*** Opening of DATASET EXCERPTS ***
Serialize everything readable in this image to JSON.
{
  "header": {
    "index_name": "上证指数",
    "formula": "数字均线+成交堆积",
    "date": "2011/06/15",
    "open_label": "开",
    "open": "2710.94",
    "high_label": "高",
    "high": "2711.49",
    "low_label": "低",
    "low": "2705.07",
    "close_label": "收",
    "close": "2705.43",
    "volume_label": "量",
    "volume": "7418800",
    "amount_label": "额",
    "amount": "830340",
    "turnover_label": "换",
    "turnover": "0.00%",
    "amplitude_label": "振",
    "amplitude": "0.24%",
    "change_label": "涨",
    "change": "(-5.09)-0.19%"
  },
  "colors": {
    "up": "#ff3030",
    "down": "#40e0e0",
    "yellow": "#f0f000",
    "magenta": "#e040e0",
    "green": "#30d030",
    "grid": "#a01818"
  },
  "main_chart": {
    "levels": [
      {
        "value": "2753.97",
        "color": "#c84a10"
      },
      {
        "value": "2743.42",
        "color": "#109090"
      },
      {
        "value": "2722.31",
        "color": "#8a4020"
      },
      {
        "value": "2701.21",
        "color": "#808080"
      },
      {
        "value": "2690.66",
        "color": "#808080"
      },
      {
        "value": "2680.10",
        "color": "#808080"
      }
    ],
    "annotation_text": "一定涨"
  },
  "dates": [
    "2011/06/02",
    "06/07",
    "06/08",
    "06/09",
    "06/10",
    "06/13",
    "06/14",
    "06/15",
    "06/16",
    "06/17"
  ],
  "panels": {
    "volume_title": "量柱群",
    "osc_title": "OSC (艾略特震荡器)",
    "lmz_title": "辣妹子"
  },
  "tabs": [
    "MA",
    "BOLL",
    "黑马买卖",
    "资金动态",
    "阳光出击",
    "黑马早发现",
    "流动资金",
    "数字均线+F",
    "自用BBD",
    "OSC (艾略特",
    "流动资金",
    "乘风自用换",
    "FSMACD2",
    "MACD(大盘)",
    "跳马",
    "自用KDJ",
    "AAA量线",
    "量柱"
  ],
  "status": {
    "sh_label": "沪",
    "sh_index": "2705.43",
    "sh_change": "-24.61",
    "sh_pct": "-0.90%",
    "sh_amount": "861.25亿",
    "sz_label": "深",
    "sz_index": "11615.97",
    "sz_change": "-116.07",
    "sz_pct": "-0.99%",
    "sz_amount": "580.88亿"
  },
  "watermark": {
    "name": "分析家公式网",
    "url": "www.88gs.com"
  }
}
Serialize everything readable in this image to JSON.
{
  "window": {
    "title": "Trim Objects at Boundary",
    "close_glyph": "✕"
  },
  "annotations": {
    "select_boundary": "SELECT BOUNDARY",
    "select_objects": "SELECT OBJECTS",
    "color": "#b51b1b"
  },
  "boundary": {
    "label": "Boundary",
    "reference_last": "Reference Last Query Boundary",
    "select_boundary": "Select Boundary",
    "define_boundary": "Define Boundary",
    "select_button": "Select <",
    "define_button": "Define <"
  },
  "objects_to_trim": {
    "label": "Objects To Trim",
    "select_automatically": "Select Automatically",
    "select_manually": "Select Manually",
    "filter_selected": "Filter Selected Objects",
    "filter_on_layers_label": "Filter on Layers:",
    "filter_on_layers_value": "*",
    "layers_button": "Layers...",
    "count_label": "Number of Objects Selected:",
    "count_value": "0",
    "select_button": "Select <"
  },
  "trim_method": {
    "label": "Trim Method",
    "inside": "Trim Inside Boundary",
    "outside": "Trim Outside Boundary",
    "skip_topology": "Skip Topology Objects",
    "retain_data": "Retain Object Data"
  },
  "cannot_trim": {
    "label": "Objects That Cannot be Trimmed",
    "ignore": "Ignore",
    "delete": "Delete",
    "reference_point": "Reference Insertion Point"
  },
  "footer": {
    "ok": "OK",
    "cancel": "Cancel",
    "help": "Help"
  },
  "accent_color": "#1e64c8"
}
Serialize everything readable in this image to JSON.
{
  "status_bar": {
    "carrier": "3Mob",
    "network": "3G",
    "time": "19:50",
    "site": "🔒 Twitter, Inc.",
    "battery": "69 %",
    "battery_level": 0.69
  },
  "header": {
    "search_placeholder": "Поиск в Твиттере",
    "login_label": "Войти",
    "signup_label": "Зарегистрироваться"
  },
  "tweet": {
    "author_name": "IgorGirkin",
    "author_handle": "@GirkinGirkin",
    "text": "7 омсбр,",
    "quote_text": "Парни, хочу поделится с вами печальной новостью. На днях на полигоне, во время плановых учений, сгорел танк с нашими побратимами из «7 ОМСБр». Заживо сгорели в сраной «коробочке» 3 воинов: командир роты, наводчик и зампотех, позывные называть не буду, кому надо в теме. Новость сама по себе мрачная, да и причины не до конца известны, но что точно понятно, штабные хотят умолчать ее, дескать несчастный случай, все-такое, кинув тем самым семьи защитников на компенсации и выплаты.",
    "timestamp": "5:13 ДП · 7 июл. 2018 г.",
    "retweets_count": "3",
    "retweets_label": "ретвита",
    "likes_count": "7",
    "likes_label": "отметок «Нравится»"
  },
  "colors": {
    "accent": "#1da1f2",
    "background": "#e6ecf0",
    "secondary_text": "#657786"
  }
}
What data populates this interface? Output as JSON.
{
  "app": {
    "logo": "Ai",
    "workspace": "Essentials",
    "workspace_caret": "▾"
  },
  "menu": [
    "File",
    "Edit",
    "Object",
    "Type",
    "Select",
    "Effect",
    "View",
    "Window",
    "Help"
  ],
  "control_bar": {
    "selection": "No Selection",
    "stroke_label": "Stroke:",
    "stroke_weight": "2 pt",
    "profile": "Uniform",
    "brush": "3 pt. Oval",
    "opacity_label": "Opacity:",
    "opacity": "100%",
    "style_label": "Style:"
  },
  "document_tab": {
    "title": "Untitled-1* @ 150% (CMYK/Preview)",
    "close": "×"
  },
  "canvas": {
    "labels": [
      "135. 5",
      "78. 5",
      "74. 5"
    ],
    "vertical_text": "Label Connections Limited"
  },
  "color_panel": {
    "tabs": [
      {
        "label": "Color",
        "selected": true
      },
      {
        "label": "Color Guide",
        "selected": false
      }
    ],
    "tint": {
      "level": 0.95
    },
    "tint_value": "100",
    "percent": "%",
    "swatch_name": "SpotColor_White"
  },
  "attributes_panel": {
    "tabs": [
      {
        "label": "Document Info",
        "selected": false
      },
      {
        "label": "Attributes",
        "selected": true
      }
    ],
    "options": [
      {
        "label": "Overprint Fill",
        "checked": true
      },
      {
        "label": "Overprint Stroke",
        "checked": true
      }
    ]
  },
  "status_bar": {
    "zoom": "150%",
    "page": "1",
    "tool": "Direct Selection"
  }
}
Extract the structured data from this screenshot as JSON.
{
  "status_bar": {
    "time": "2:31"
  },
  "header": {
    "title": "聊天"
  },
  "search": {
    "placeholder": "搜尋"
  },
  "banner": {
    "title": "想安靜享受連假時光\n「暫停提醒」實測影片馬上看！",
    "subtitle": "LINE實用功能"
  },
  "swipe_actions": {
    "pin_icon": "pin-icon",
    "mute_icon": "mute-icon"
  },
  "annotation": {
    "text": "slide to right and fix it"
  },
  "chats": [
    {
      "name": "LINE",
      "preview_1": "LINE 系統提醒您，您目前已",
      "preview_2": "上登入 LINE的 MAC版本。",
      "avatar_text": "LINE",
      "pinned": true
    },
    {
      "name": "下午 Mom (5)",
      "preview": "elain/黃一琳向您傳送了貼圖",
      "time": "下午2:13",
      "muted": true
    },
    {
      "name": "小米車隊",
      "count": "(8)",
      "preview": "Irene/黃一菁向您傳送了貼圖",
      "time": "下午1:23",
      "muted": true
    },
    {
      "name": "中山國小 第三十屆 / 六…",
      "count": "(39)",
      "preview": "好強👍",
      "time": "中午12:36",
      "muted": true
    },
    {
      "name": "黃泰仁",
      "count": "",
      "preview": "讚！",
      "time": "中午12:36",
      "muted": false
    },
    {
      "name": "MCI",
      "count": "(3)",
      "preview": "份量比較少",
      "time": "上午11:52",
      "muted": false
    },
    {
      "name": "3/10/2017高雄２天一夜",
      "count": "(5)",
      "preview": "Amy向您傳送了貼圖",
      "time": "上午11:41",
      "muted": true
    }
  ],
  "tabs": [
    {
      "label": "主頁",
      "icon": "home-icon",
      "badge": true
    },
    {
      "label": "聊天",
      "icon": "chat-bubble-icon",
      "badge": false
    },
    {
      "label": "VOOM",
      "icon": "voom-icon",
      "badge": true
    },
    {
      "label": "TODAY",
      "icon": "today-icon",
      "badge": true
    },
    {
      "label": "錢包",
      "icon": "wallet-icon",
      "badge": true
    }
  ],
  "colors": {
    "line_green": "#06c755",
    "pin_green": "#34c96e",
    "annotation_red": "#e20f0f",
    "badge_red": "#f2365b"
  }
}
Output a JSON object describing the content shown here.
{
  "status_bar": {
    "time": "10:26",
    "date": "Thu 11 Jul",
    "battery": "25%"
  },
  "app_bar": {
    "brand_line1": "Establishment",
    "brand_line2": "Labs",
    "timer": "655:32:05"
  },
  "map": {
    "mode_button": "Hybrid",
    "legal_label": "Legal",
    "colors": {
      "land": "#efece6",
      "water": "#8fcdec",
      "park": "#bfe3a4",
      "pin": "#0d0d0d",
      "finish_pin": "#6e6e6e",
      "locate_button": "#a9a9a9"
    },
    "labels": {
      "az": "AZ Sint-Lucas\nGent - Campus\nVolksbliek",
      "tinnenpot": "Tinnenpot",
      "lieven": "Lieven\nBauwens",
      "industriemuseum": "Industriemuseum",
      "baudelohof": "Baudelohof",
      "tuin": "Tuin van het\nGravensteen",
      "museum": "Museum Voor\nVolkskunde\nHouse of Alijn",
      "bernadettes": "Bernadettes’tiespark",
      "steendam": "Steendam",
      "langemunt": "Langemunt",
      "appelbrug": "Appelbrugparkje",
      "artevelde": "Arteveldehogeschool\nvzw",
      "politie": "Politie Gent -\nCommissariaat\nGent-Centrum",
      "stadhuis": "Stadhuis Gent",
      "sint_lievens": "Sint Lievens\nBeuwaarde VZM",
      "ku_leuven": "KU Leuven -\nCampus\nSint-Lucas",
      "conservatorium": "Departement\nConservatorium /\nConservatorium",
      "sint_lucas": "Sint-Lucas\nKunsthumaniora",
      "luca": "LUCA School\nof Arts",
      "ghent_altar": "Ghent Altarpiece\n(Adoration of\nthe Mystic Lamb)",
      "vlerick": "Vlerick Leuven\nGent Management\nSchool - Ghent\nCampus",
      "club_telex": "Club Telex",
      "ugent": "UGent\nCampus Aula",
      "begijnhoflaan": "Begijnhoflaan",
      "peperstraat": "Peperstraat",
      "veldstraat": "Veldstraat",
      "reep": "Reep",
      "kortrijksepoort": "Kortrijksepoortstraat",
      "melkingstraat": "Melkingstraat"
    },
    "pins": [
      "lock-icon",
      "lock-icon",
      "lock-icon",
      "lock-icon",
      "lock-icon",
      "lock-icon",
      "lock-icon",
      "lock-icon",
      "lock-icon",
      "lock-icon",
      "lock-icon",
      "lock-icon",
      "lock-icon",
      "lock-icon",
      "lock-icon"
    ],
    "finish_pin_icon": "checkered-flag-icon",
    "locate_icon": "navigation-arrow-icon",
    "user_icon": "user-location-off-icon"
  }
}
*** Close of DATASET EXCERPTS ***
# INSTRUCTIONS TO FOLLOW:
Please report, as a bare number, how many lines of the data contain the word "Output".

# RESPONSE AREA:
2